This compares with a cancellation rate of averaged only 4% of monthly activity during the property boom from June 2009 to December 2010.
Cancellation rates are highest in the west (Melton) and north of Melbourne (Mitchell, Hume, Whittlesea) with the south east (Cardinia, Casey) having notably lower level of cancellations relative to lot sales.
Property Observer understands that Stockland projects represents a sizeable proportion of residential land that has been returned recently.
Stockland and other residential developers sell blocks of residential land in new master-planned communities to home building companies, which then market house and land packages at buyers.
The latest report provides further evidence of the challenges facing Melbourne greenfield land developers and comes as the HIA recorded a 12.1% fall in detached new home sales in Victoria over October.
Colin Keane, director of Research Four and the National Land Survey, says the current “slump in form for the Melbourne Greenfield market has not been helped by a rise in the number of blocks of land being handed back to developers”.
“Builders are unable to carry or sell on vacant land at the level which they experienced during the property boom. This situation has not been helped by a shift of first home buyer demand back to established property over new house and land.”
In addition, first-home buyers don’t have the added incentive of the $13,000 state government handout, available for new home purchases, which ended in June.

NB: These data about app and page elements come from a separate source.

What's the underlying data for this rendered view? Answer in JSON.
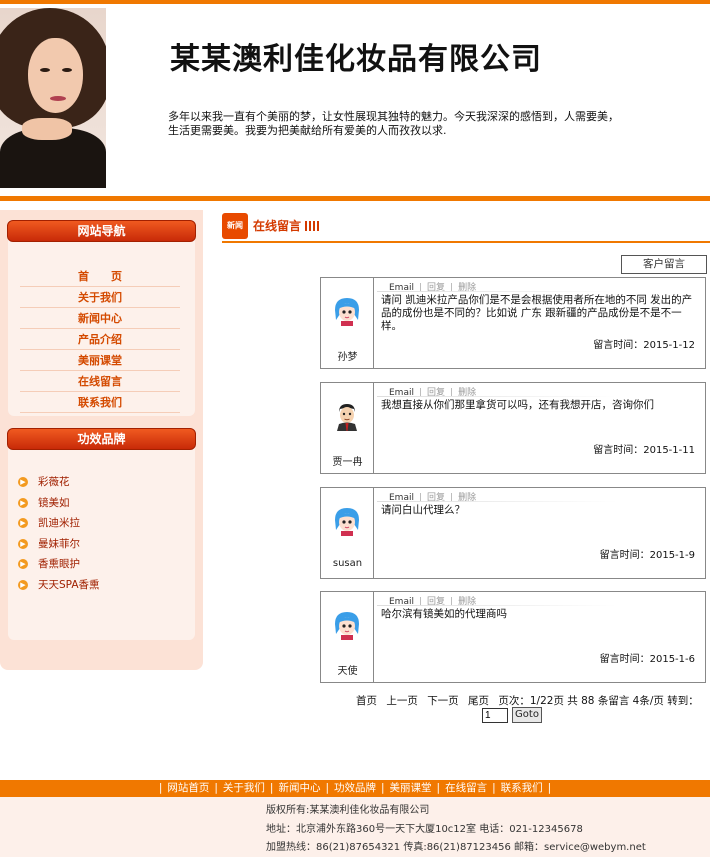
{
  "header": {
    "company": "某某澳利佳化妆品有限公司",
    "slogan": "多年以来我一直有个美丽的梦，让女性展现其独特的魅力。今天我深深的感悟到，人需要美，生活更需要美。我要为把美献给所有爱美的人而孜孜以求."
  },
  "sidebar": {
    "nav_title": "网站导航",
    "nav": [
      "首　　页",
      "关于我们",
      "新闻中心",
      "产品介绍",
      "美丽课堂",
      "在线留言",
      "联系我们"
    ],
    "brand_title": "功效品牌",
    "brands": [
      "彩薇花",
      "镜美如",
      "凯迪米拉",
      "曼妹菲尔",
      "香熏眼护",
      "天天SPA香熏"
    ]
  },
  "main": {
    "section_icon": "新闻",
    "section_title": "在线留言",
    "customer_button": "客户留言",
    "ops": {
      "email": "Email",
      "reply": "回复",
      "delete": "删除"
    },
    "time_label": "留言时间：",
    "messages": [
      {
        "user": "孙梦",
        "avatar": "girl-avatar-icon",
        "content": "请问 凯迪米拉产品你们是不是会根据使用者所在地的不同 发出的产品的成份也是不同的？比如说 广东 跟新疆的产品成份是不是不一样。",
        "time": "2015-1-12"
      },
      {
        "user": "贾一冉",
        "avatar": "man-avatar-icon",
        "content": "我想直接从你们那里拿货可以吗，还有我想开店，咨询你们",
        "time": "2015-1-11"
      },
      {
        "user": "susan",
        "avatar": "girl-avatar-icon",
        "content": "请问白山代理么？",
        "time": "2015-1-9"
      },
      {
        "user": "天使",
        "avatar": "girl-avatar-icon",
        "content": "哈尔滨有镜美如的代理商吗",
        "time": "2015-1-6"
      }
    ],
    "pager": {
      "first": "首页",
      "prev": "上一页",
      "next": "下一页",
      "last": "尾页",
      "status": "页次：1/22页 共 88 条留言 4条/页 转到：",
      "input_value": "1",
      "goto": "Goto"
    }
  },
  "footer": {
    "nav": [
      "网站首页",
      "关于我们",
      "新闻中心",
      "功效品牌",
      "美丽课堂",
      "在线留言",
      "联系我们"
    ],
    "copyright": "版权所有:某某澳利佳化妆品有限公司",
    "address": "地址：北京浦外东路360号一天下大厦10c12室 电话：021-12345678",
    "hotline": "加盟热线：86(21)87654321  传真:86(21)87123456 邮箱：service@webym.net"
  },
  "colors": {
    "accent": "#f07800",
    "nav_text": "#d44a00",
    "header_red": "#c82a08"
  }
}
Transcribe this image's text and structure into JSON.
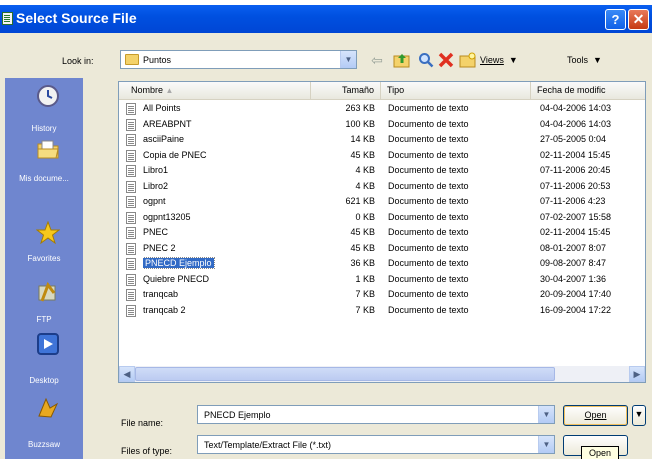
{
  "window": {
    "title": "Select Source File",
    "help": "?",
    "close": "✕"
  },
  "toolbar": {
    "look_in_label": "Look in:",
    "look_in_value": "Puntos",
    "views_label": "Views",
    "tools_label": "Tools",
    "icons": [
      "back-icon",
      "up-folder-icon",
      "search-icon",
      "delete-icon",
      "new-folder-icon"
    ]
  },
  "places": [
    {
      "label": "History",
      "icon": "history-icon"
    },
    {
      "label": "Mis docume...",
      "icon": "my-documents-icon"
    },
    {
      "label": "Favorites",
      "icon": "favorites-icon"
    },
    {
      "label": "FTP",
      "icon": "ftp-icon"
    },
    {
      "label": "Desktop",
      "icon": "desktop-icon"
    },
    {
      "label": "Buzzsaw",
      "icon": "buzzsaw-icon"
    }
  ],
  "columns": {
    "name": "Nombre",
    "size": "Tamaño",
    "type": "Tipo",
    "date": "Fecha de modific"
  },
  "files": [
    {
      "name": "All Points",
      "size": "263 KB",
      "type": "Documento de texto",
      "date": "04-04-2006 14:03"
    },
    {
      "name": "AREABPNT",
      "size": "100 KB",
      "type": "Documento de texto",
      "date": "04-04-2006 14:03"
    },
    {
      "name": "asciiPaine",
      "size": "14 KB",
      "type": "Documento de texto",
      "date": "27-05-2005 0:04"
    },
    {
      "name": "Copia de PNEC",
      "size": "45 KB",
      "type": "Documento de texto",
      "date": "02-11-2004 15:45"
    },
    {
      "name": "Libro1",
      "size": "4 KB",
      "type": "Documento de texto",
      "date": "07-11-2006 20:45"
    },
    {
      "name": "Libro2",
      "size": "4 KB",
      "type": "Documento de texto",
      "date": "07-11-2006 20:53"
    },
    {
      "name": "ogpnt",
      "size": "621 KB",
      "type": "Documento de texto",
      "date": "07-11-2006 4:23"
    },
    {
      "name": "ogpnt13205",
      "size": "0 KB",
      "type": "Documento de texto",
      "date": "07-02-2007 15:58"
    },
    {
      "name": "PNEC",
      "size": "45 KB",
      "type": "Documento de texto",
      "date": "02-11-2004 15:45"
    },
    {
      "name": "PNEC 2",
      "size": "45 KB",
      "type": "Documento de texto",
      "date": "08-01-2007 8:07"
    },
    {
      "name": "PNECD Ejemplo",
      "size": "36 KB",
      "type": "Documento de texto",
      "date": "09-08-2007 8:47"
    },
    {
      "name": "Quiebre PNECD",
      "size": "1 KB",
      "type": "Documento de texto",
      "date": "30-04-2007 1:36"
    },
    {
      "name": "tranqcab",
      "size": "7 KB",
      "type": "Documento de texto",
      "date": "20-09-2004 17:40"
    },
    {
      "name": "tranqcab 2",
      "size": "7 KB",
      "type": "Documento de texto",
      "date": "16-09-2004 17:22"
    }
  ],
  "selected_index": 10,
  "form": {
    "file_name_label": "File name:",
    "file_name_value": "PNECD Ejemplo",
    "file_type_label": "Files of type:",
    "file_type_value": "Text/Template/Extract File (*.txt)",
    "open_label": "Open",
    "tooltip": "Open"
  }
}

Rory Costelloe, of Villawood Properties told Fairfax that developers that required buyers to put down only a small holding deposit of just $500 or $1000 on a residential block were the “really experiencing the problem”.

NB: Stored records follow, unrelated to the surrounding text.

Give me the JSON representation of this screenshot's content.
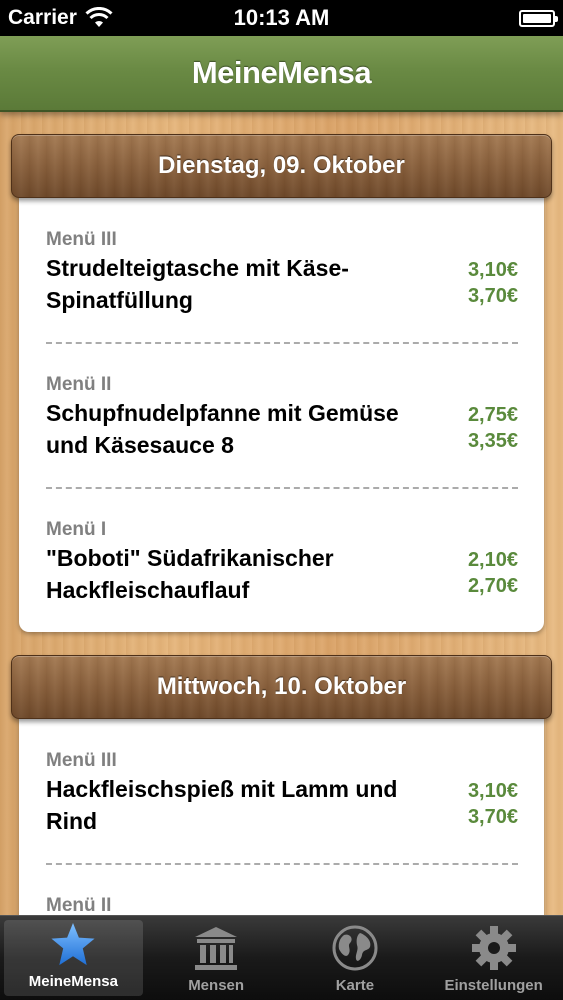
{
  "status_bar": {
    "carrier": "Carrier",
    "time": "10:13 AM"
  },
  "nav": {
    "title": "MeineMensa"
  },
  "days": [
    {
      "title": "Dienstag, 09. Oktober",
      "items": [
        {
          "label": "Menü III",
          "name": "Strudelteigtasche mit Käse-Spinatfüllung",
          "prices": [
            "3,10€",
            "3,70€"
          ]
        },
        {
          "label": "Menü II",
          "name": "Schupfnudelpfanne mit Gemüse und Käsesauce 8",
          "prices": [
            "2,75€",
            "3,35€"
          ]
        },
        {
          "label": "Menü I",
          "name": "\"Boboti\" Südafrikanischer Hackfleischauflauf",
          "prices": [
            "2,10€",
            "2,70€"
          ]
        }
      ]
    },
    {
      "title": "Mittwoch, 10. Oktober",
      "items": [
        {
          "label": "Menü III",
          "name": "Hackfleischspieß mit Lamm und Rind",
          "prices": [
            "3,10€",
            "3,70€"
          ]
        },
        {
          "label": "Menü II",
          "name": "",
          "prices": []
        }
      ]
    }
  ],
  "tabs": [
    {
      "label": "MeineMensa",
      "icon": "star-icon",
      "active": true
    },
    {
      "label": "Mensen",
      "icon": "building-icon",
      "active": false
    },
    {
      "label": "Karte",
      "icon": "globe-icon",
      "active": false
    },
    {
      "label": "Einstellungen",
      "icon": "gear-icon",
      "active": false
    }
  ],
  "colors": {
    "nav_green": "#6a8a44",
    "price_green": "#5a8a3c",
    "header_wood": "#8a613d",
    "tab_active_icon": "#2f7fe0"
  }
}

“This situation could market the beginning of a more conservative relationship between builder and developer as both struggle with lifting activity,” Keane says.
According to the September quarter Melbourne land report prepared by Oliver Hume, in terms of the 139 residential projects in Melbourne, Wyndham contains 24% of all projects, followed by Whittlesea and Casey with 22% and 17% respectively.